NEW YORK ( TheStreet) --The Australian dollar has been one of the worst-performing developed market currencies this year. But improved GDP data and changing expectations in central bank policy indicate that we have probably reached a bottom in the Aussie downtrend.This week, a series of important monetary policy meetings is taking place. One of the first on schedule was at the Reserve Bank of Australia. Given the increasingly dovish narrative that has been expressed by the RBA in recent meetings, large sections of the market were caught off-guard after the meeting came to its conclusion. No changes in interest rates were seen but most of the language in the accompanying statement has been viewed as non-committal, which is a deviation from the views that have been expressed by the RBA in the last few months. This essentially suggests the RBA believes there is no immediate need to ease policy after cutting interest rates to historic lows (to 2.5%) at its August meeting. The Australian dollar saw a surge in buying activity in the following sessions because investors will now have to reposition themselves for a potential bull run in a currency that is cheap relative to monthly averages and still attractive from a yield standpoint when compared to its developed-world counterparts. Australian bond yields have also risen to their highest levels since early July, a reflection of changing rate expectations for the country. Carry Trades, GDP Data The high interest rates tied to the Australian dollar make it an excellent candidate for carry-trade scenarios, where low-yielding currencies like the Japanese yen are use to fund purchases in higher-yielding alternatives (like the Australian and New Zealand dollars). Carry trades tend to perform better in more stable economic environments, and when we look at this year's performance in developed nations it becomes clear that these types of trades are likely to perform well in 2014. At this stage, the real question is whether or not this changing policy stance agrees with the fundamental data. On the downside, the Australian economy has been forced to adjust to declines in mining investment, lower raw materials exports, and weakening retail sales data. More broadly, however, recent releases have shown the economy is not in such bad shape relative to previous expectations.

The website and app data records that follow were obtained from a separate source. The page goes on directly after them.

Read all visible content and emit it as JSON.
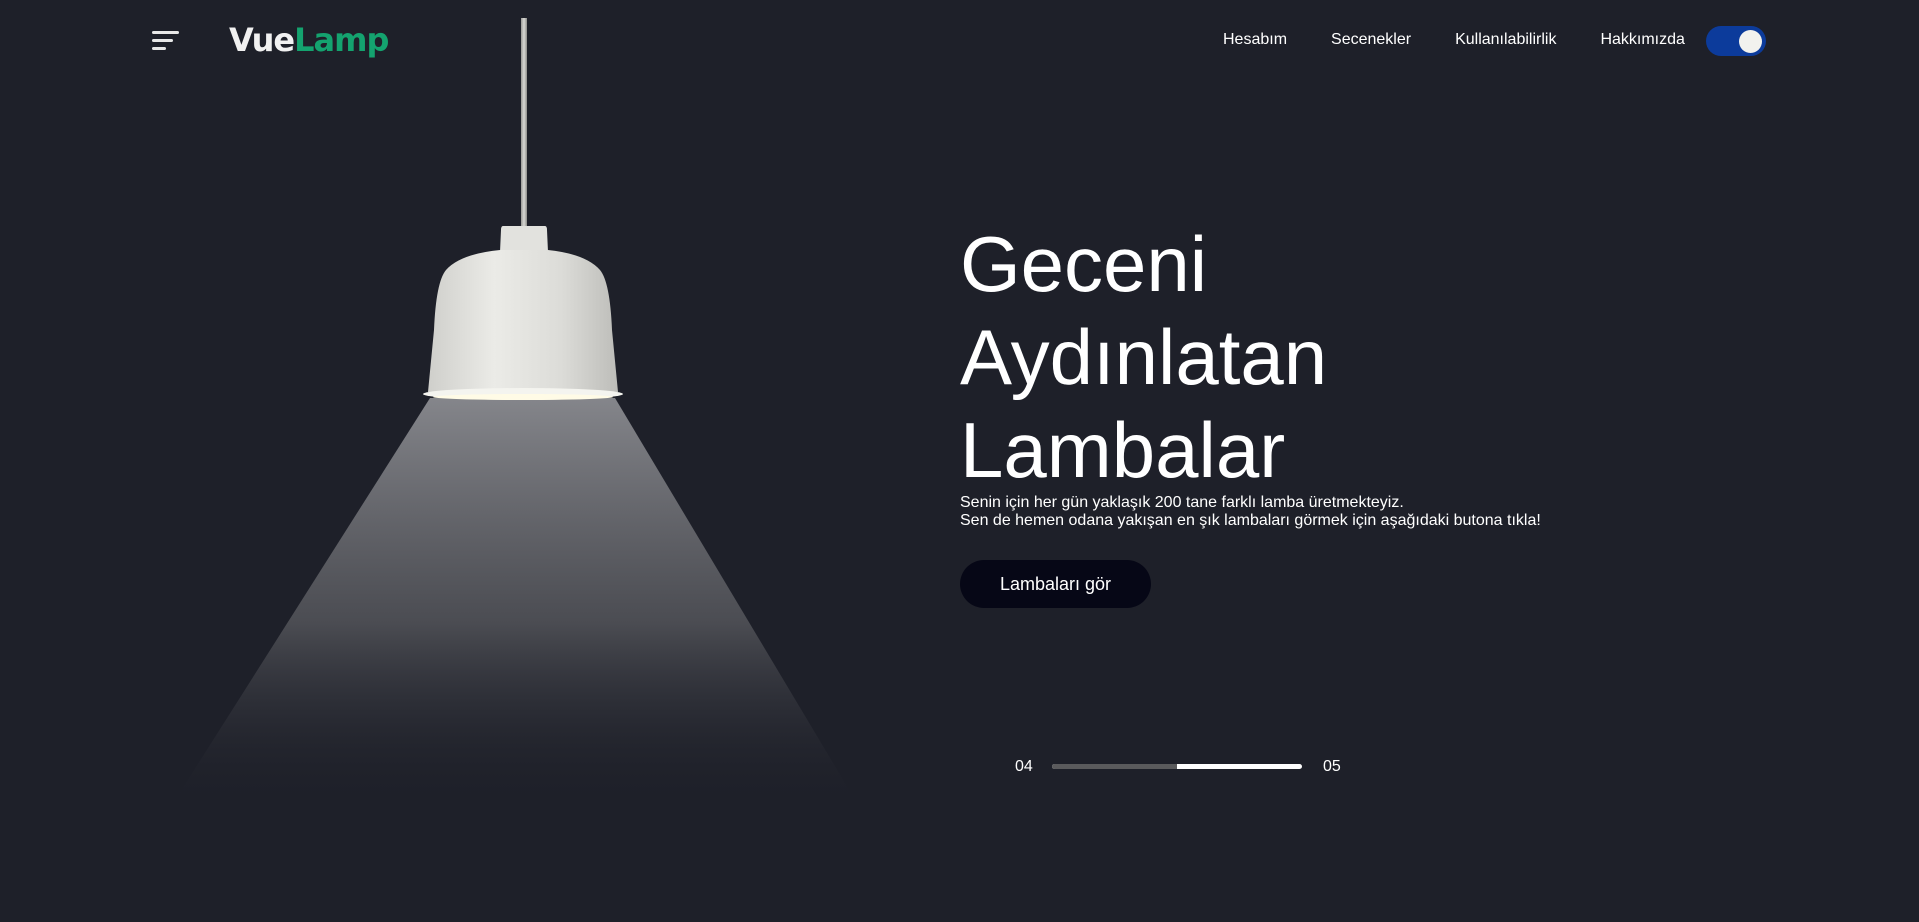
{
  "header": {
    "logo": {
      "part1": "Vue",
      "part2": "Lamp"
    },
    "nav": [
      "Hesabım",
      "Secenekler",
      "Kullanılabilirlik",
      "Hakkımızda"
    ],
    "theme_toggle": {
      "on": true
    }
  },
  "hero": {
    "title_lines": [
      "Geceni",
      "Aydınlatan",
      "Lambalar"
    ],
    "subtitle_lines": [
      "Senin için her gün yaklaşık 200 tane farklı lamba üretmekteyiz.",
      "Sen de hemen odana yakışan en şık lambaları görmek için aşağıdaki butona tıkla!"
    ],
    "cta_label": "Lambaları gör"
  },
  "pager": {
    "current": "04",
    "total": "05",
    "progress_fraction": 0.5
  },
  "colors": {
    "background": "#1e2029",
    "logo_accent": "#14a36f",
    "toggle": "#0c3b9b",
    "button": "#060716"
  },
  "icons": {
    "menu": "hamburger-icon",
    "lamp": "pendant-lamp-illustration"
  }
}
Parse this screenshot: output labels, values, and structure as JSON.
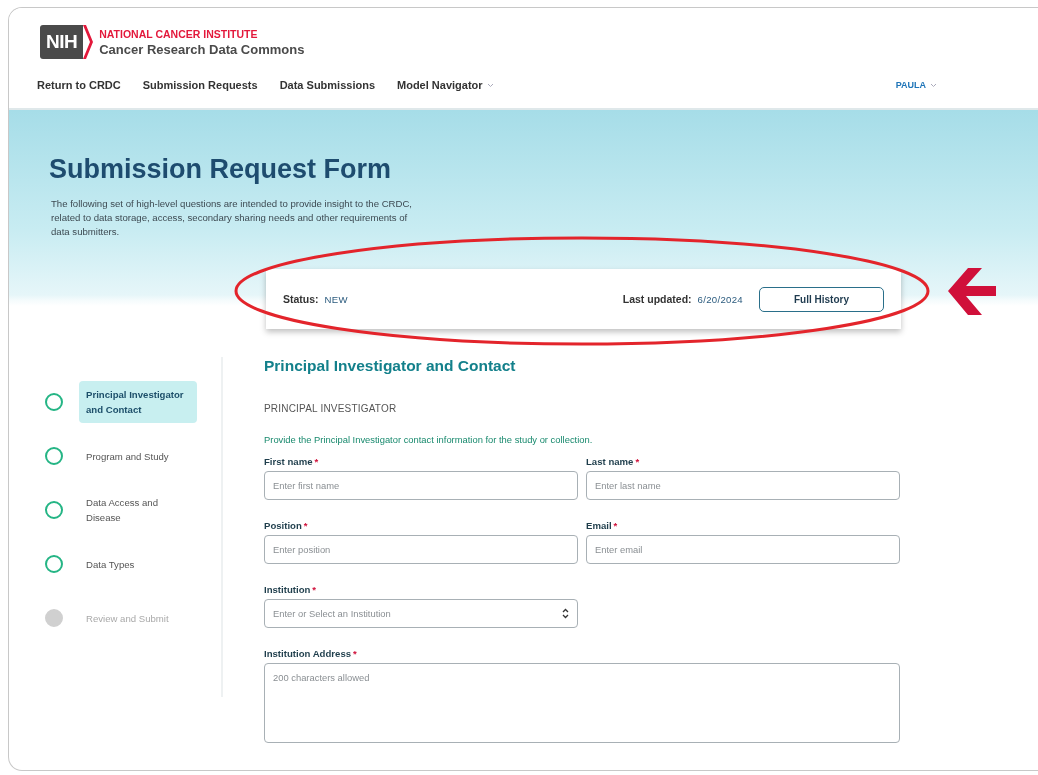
{
  "header": {
    "logo_text": "NIH",
    "agency": "NATIONAL CANCER INSTITUTE",
    "title": "Cancer Research Data Commons"
  },
  "nav": {
    "items": [
      {
        "label": "Return to CRDC",
        "menu": false
      },
      {
        "label": "Submission Requests",
        "menu": false
      },
      {
        "label": "Data Submissions",
        "menu": false
      },
      {
        "label": "Model Navigator",
        "menu": true
      }
    ],
    "user": {
      "label": "PAULA",
      "menu": true
    }
  },
  "hero": {
    "title": "Submission Request Form",
    "description": "The following set of high-level questions are intended to provide insight to the CRDC, related to data storage, access, secondary sharing needs and other requirements of data submitters."
  },
  "status_card": {
    "status_label": "Status:",
    "status_value": "NEW",
    "updated_label": "Last updated:",
    "updated_value": "6/20/2024",
    "button": "Full History"
  },
  "sidebar": {
    "items": [
      {
        "label": "Principal Investigator and Contact",
        "selected": true,
        "disabled": false
      },
      {
        "label": "Program and Study",
        "selected": false,
        "disabled": false
      },
      {
        "label": "Data Access and Disease",
        "selected": false,
        "disabled": false
      },
      {
        "label": "Data Types",
        "selected": false,
        "disabled": false
      },
      {
        "label": "Review and Submit",
        "selected": false,
        "disabled": true
      }
    ]
  },
  "section": {
    "title": "Principal Investigator and Contact",
    "subheading": "PRINCIPAL INVESTIGATOR",
    "instruction": "Provide the Principal Investigator contact information for the study or collection.",
    "fields": [
      {
        "label": "First name",
        "required_mark": "*",
        "placeholder": "Enter first name",
        "kind": "text"
      },
      {
        "label": "Last name",
        "required_mark": "*",
        "placeholder": "Enter last name",
        "kind": "text"
      },
      {
        "label": "Position",
        "required_mark": "*",
        "placeholder": "Enter position",
        "kind": "text"
      },
      {
        "label": "Email",
        "required_mark": "*",
        "placeholder": "Enter email",
        "kind": "text"
      },
      {
        "label": "Institution",
        "required_mark": "*",
        "placeholder": "Enter or Select an Institution",
        "kind": "select"
      },
      {
        "label": "Institution Address",
        "required_mark": "*",
        "placeholder": "200 characters allowed",
        "kind": "textarea"
      }
    ]
  }
}
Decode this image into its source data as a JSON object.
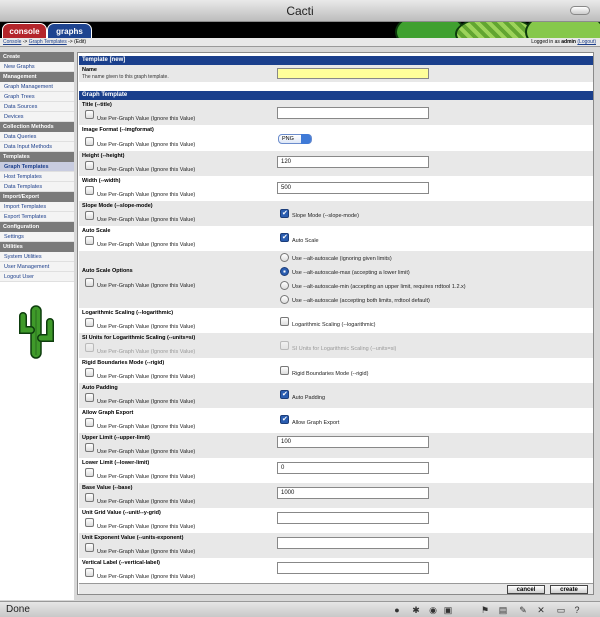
{
  "window": {
    "title": "Cacti"
  },
  "tabs": {
    "console": "console",
    "graphs": "graphs"
  },
  "breadcrumb": {
    "console": "Console",
    "templates": "Graph Templates",
    "current": "-> (Edit)",
    "sep": "->"
  },
  "login": {
    "prefix": "Logged in as",
    "user": "admin",
    "logout": "(Logout)"
  },
  "sidebar": {
    "sections": [
      {
        "title": "Create",
        "items": [
          "New Graphs"
        ]
      },
      {
        "title": "Management",
        "items": [
          "Graph Management",
          "Graph Trees",
          "Data Sources",
          "Devices"
        ]
      },
      {
        "title": "Collection Methods",
        "items": [
          "Data Queries",
          "Data Input Methods"
        ]
      },
      {
        "title": "Templates",
        "items": [
          "Graph Templates",
          "Host Templates",
          "Data Templates"
        ]
      },
      {
        "title": "Import/Export",
        "items": [
          "Import Templates",
          "Export Templates"
        ]
      },
      {
        "title": "Configuration",
        "items": [
          "Settings"
        ]
      },
      {
        "title": "Utilities",
        "items": [
          "System Utilities",
          "User Management",
          "Logout User"
        ]
      }
    ],
    "active": "Graph Templates"
  },
  "template_section": {
    "header": "Template [new]",
    "name_label": "Name",
    "name_desc": "The name given to this graph template.",
    "name_value": ""
  },
  "graph_section": {
    "header": "Graph Template"
  },
  "per_graph_text": "Use Per-Graph Value (Ignore this Value)",
  "fields": {
    "title": {
      "label": "Title (--title)",
      "value": ""
    },
    "format": {
      "label": "Image Format (--imgformat)",
      "value": "PNG"
    },
    "height": {
      "label": "Height (--height)",
      "value": "120"
    },
    "width": {
      "label": "Width (--width)",
      "value": "500"
    },
    "slope": {
      "label": "Slope Mode (--slope-mode)",
      "cb_label": "Slope Mode (--slope-mode)"
    },
    "autoscale": {
      "label": "Auto Scale",
      "cb_label": "Auto Scale"
    },
    "autoscale_opts": {
      "label": "Auto Scale Options",
      "options": [
        "Use --alt-autoscale (ignoring given limits)",
        "Use --alt-autoscale-max (accepting a lower limit)",
        "Use --alt-autoscale-min (accepting an upper limit, requires rrdtool 1.2.x)",
        "Use --alt-autoscale (accepting both limits, rrdtool default)"
      ],
      "selected": 1
    },
    "log": {
      "label": "Logarithmic Scaling (--logarithmic)",
      "cb_label": "Logarithmic Scaling (--logarithmic)"
    },
    "si": {
      "label": "SI Units for Logarithmic Scaling (--units=si)",
      "cb_label": "SI Units for Logarithmic Scaling (--units=si)"
    },
    "rigid": {
      "label": "Rigid Boundaries Mode (--rigid)",
      "cb_label": "Rigid Boundaries Mode (--rigid)"
    },
    "padding": {
      "label": "Auto Padding",
      "cb_label": "Auto Padding"
    },
    "export": {
      "label": "Allow Graph Export",
      "cb_label": "Allow Graph Export"
    },
    "upper": {
      "label": "Upper Limit (--upper-limit)",
      "value": "100"
    },
    "lower": {
      "label": "Lower Limit (--lower-limit)",
      "value": "0"
    },
    "base": {
      "label": "Base Value (--base)",
      "value": "1000"
    },
    "ygrid": {
      "label": "Unit Grid Value (--unit/--y-grid)",
      "value": ""
    },
    "exponent": {
      "label": "Unit Exponent Value (--units-exponent)",
      "value": ""
    },
    "vlabel": {
      "label": "Vertical Label (--vertical-label)",
      "value": ""
    }
  },
  "buttons": {
    "cancel": "cancel",
    "create": "create"
  },
  "status": {
    "text": "Done"
  }
}
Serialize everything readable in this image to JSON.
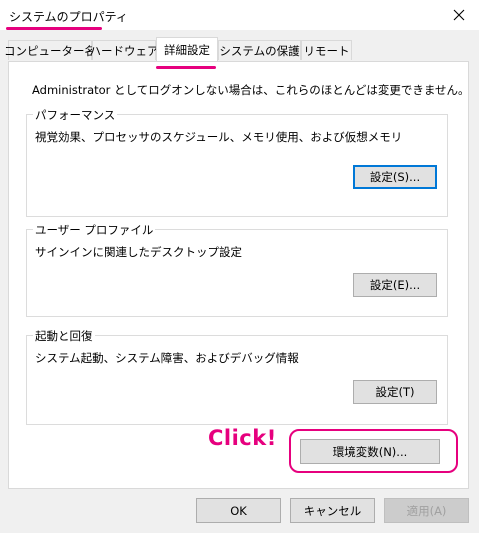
{
  "window": {
    "title": "システムのプロパティ",
    "close_icon": "close-icon",
    "highlight_color": "#e6007e"
  },
  "tabs": [
    {
      "label": "コンピューター名",
      "active": false
    },
    {
      "label": "ハードウェア",
      "active": false
    },
    {
      "label": "詳細設定",
      "active": true
    },
    {
      "label": "システムの保護",
      "active": false
    },
    {
      "label": "リモート",
      "active": false
    }
  ],
  "panel": {
    "intro": "Administrator としてログオンしない場合は、これらのほとんどは変更できません。",
    "performance": {
      "legend": "パフォーマンス",
      "description": "視覚効果、プロセッサのスケジュール、メモリ使用、および仮想メモリ",
      "button": "設定(S)..."
    },
    "profile": {
      "legend": "ユーザー プロファイル",
      "description": "サインインに関連したデスクトップ設定",
      "button": "設定(E)..."
    },
    "startup": {
      "legend": "起動と回復",
      "description": "システム起動、システム障害、およびデバッグ情報",
      "button": "設定(T)"
    },
    "env_button": "環境変数(N)..."
  },
  "annotation": {
    "click_label": "Click!"
  },
  "footer": {
    "ok": "OK",
    "cancel": "キャンセル",
    "apply": "適用(A)"
  }
}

This week we saw that second-quarter GDP expanded at a rate higher than market estimates, with growth of 2.6% measured annually. The improved number helps to reinforce the RBA's position, suggests sector declines have had a limited impact and makes it less likely we will see another cut in interest rates before the end of the year. Typically, the Australian dollar trades in ways that are highly sensitive to broader risk sentiment present in the market. Investors looking to take a position in the currency will have to consider negative external factors, such as shaky demand for raw materials in China, or the possibility of stimulus tapering in the U.S. But with the domestic economy showing sustainable growth, and the global recovery progressing favorably in both the U.S. and the eurozone, the Australian dollar offers an excellent risk-to-reward framework given its cheaper valuations and improving fundamental backdrop. In the near term, the currency remains vulnerable to increased volatility after this week's critical Non Farm Payrolls release in the U.S. and Australia's general elections next Saturday. These trends will likely carry over into the aftermath of the Federal Reserve bond "tapering" decision and the next round of debt discussions in the U.S. Congress. But the overall impact from these external effects will be short-lived, and the Australian dollar is starting to look like an excellent value from a longer term perspective. This article was written by an independent contributor, separate from TheStreet's regular news coverage.